View gallery - 12 images

These fantastically delicate sculptures, designed by Liz and Kyle von Hasseln, bring a whole new meaning to the notion of sugar work.

The pair hit upon the idea when attempting to bake a birthday cake for a friend without the use of that most essential of bakery tools: the oven. The pair decided to 3D print a cake instead, finding success with sugar. Reasoning that others would like their sweet creations, the pair started "micro-design firm" The Sugar Lab.

According to iGnant, the pair uses a mixture of water and alcohol to wet and harden a sugar substrate into the precise forms, a process similar, the pair says, to the way frosting hardens if left in the bowl.

"The process is fundamentally similar to other 3D printing applications," iGnant writes, adding that "they've just optimized the process for resolution and strength with sugar, rather than with a standard 3D printing material."

We're far from clear about the process and machinery used (if any), but will endeavor to find out more. Watch this space, or better yet, the image gallery, as some of the geometric forms they've created are quite beautiful.

July 22 update: In an email to Gizmag, Liz von Hasseln clarified that, yes, a 3D printing machine is used. "We've just optimized the process for resolution and strength with sugar, rather than with a standard 3D printing material," she writes. "We're being intentionally vague about the specific hardware and recipes we're using for the time being, while we navigate the patents and trademarks associated with the 3D printing industry. However, we hope this opacity will be short-term."

Sugar Lab hopes to put a sugar-printing 3D printer on the market within the next 12 months.

Sources: The Sugar Lab, iGnant

View gallery - 12 images
2 comments
Rustin Lee Haase
Although this looks frivolous, it could actually be useful. Normally, low cost 3D printers like reprap derivatives use PLA or ABS plastic. They are great materials to 3D print with but you cannot print over air. Printing with a 2nd extruder in sugar would be great for printing support material that can be dissolved away after the print job is gone. The sugar could even be recovered for reuse. The article mentions a mixture of sugar and alcohol but sugar and water would be more economical and possibly still practical.

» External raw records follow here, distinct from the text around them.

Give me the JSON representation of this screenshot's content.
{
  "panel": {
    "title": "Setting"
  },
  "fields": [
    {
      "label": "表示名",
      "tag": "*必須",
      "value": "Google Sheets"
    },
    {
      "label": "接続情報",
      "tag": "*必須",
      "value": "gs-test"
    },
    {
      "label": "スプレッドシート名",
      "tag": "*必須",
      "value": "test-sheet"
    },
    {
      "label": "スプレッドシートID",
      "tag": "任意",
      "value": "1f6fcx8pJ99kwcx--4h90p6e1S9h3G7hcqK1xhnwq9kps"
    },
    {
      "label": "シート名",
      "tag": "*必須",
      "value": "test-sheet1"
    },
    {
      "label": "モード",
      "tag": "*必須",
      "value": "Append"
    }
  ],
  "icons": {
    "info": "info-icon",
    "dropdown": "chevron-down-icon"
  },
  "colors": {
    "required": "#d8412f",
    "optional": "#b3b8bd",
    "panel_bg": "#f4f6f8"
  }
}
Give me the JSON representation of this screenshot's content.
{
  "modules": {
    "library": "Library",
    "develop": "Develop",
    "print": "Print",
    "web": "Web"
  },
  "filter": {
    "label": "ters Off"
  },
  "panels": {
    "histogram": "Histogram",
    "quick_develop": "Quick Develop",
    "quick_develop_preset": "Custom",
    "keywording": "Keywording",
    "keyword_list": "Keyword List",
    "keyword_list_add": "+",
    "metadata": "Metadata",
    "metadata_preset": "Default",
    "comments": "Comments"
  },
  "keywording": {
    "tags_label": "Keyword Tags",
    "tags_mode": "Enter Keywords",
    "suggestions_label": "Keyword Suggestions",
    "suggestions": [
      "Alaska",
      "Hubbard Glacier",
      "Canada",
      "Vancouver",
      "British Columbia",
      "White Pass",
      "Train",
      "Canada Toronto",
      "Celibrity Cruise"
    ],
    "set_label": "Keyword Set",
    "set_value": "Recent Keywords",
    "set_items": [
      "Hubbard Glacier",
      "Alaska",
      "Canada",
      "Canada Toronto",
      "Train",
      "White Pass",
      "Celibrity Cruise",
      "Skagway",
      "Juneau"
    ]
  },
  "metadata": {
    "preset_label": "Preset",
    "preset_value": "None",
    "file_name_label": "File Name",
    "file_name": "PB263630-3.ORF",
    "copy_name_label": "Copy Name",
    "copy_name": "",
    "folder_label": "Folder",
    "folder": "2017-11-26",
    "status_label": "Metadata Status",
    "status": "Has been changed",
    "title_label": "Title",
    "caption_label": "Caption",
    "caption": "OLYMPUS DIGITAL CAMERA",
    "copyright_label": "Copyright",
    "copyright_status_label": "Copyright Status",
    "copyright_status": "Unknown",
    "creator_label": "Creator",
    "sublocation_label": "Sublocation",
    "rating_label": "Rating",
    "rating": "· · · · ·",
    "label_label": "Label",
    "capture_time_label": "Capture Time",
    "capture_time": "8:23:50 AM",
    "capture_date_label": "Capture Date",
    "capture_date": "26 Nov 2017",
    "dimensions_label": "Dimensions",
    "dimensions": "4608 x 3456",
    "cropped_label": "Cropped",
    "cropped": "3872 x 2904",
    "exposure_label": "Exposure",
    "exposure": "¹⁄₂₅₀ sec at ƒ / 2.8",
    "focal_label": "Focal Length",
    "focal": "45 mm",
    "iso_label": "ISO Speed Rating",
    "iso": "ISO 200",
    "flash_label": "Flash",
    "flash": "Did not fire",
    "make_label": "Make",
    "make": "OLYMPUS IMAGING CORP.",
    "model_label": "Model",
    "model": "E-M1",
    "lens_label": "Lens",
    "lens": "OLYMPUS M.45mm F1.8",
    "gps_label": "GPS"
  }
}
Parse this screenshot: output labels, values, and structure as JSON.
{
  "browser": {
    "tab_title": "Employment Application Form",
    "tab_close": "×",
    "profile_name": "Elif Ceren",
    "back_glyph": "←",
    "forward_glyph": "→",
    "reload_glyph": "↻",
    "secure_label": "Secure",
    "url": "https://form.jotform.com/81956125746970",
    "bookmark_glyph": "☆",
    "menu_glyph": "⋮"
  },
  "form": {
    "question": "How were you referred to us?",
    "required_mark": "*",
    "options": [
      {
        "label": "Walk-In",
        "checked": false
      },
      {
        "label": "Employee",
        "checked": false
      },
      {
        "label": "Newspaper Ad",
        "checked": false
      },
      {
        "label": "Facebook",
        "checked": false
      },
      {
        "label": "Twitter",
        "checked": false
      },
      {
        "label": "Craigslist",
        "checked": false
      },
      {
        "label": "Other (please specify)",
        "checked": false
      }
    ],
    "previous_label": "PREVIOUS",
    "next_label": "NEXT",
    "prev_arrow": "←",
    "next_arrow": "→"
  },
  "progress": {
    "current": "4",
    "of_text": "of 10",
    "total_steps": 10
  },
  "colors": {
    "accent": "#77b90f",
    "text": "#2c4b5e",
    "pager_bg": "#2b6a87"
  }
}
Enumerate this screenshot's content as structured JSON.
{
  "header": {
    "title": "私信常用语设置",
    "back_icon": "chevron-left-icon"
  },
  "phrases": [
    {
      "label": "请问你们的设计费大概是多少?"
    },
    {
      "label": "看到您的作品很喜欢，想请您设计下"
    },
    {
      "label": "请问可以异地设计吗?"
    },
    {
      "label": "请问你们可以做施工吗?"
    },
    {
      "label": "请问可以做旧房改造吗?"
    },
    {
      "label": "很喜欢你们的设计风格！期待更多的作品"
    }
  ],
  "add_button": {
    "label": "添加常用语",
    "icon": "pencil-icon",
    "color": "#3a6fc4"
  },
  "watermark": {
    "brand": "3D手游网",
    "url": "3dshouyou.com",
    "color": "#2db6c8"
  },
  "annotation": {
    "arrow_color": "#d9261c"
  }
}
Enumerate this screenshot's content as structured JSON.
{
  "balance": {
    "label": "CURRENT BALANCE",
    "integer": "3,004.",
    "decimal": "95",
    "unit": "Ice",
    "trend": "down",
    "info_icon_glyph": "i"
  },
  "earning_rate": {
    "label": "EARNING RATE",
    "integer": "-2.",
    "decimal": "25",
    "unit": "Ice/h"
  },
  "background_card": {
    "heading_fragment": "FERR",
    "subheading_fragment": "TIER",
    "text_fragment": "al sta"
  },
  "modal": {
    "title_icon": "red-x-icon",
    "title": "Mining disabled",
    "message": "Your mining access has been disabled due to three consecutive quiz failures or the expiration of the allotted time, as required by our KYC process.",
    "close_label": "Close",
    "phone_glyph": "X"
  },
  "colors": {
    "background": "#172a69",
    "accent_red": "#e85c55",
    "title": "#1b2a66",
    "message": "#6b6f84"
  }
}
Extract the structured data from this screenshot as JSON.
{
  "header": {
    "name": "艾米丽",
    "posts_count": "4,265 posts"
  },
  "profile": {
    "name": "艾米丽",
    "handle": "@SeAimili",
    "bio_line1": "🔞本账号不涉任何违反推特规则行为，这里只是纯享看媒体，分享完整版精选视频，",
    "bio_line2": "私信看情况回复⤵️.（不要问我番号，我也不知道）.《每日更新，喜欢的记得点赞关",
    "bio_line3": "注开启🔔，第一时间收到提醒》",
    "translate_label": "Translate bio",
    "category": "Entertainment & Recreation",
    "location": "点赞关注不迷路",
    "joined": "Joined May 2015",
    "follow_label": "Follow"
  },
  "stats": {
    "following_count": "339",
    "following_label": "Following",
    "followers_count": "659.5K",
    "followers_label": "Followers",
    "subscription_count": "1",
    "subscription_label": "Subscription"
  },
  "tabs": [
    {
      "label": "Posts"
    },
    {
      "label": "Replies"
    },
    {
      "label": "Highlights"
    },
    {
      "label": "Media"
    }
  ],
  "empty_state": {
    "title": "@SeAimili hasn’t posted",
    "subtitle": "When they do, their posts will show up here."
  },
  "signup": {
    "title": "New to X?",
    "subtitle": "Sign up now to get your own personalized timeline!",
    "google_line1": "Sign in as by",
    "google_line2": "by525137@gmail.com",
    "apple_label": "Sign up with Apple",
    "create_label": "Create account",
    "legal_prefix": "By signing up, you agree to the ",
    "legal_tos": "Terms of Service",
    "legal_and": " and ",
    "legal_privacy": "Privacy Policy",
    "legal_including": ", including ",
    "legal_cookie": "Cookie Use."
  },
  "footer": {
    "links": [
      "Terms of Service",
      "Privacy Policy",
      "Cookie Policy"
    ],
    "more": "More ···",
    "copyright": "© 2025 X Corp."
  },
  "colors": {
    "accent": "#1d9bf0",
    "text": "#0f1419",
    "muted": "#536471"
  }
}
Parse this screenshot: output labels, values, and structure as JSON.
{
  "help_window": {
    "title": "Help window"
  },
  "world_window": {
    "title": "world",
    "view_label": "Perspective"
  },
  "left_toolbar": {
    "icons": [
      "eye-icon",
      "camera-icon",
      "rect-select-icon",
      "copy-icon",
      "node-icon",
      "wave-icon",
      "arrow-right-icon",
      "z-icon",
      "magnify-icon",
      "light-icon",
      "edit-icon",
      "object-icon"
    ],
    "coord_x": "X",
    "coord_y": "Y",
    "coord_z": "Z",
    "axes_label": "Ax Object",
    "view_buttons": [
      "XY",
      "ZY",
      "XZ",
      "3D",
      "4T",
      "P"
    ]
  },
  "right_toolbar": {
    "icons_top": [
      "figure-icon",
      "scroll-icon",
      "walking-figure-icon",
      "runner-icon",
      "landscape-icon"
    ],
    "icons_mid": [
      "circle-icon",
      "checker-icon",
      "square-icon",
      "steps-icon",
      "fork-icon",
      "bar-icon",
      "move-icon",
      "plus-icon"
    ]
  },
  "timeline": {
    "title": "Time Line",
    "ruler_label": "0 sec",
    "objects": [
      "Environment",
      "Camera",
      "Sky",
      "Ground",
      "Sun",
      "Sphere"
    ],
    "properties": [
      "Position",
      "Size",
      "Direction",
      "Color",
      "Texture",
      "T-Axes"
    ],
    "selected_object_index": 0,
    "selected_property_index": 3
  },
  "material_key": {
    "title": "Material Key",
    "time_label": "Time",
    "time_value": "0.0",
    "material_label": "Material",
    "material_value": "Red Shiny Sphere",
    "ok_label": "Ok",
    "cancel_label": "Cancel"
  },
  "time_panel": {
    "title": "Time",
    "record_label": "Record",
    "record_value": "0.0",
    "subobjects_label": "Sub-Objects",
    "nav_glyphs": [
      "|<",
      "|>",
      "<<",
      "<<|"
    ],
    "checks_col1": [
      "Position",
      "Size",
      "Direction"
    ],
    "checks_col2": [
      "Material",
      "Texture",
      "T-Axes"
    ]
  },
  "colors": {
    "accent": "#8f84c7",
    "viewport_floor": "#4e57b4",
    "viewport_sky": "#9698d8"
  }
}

I wish the article had shown an image of the equipment that produced the beautiful sugar items. That would have been interesting to see.
Harold Gorebinsky
Diabetes as art.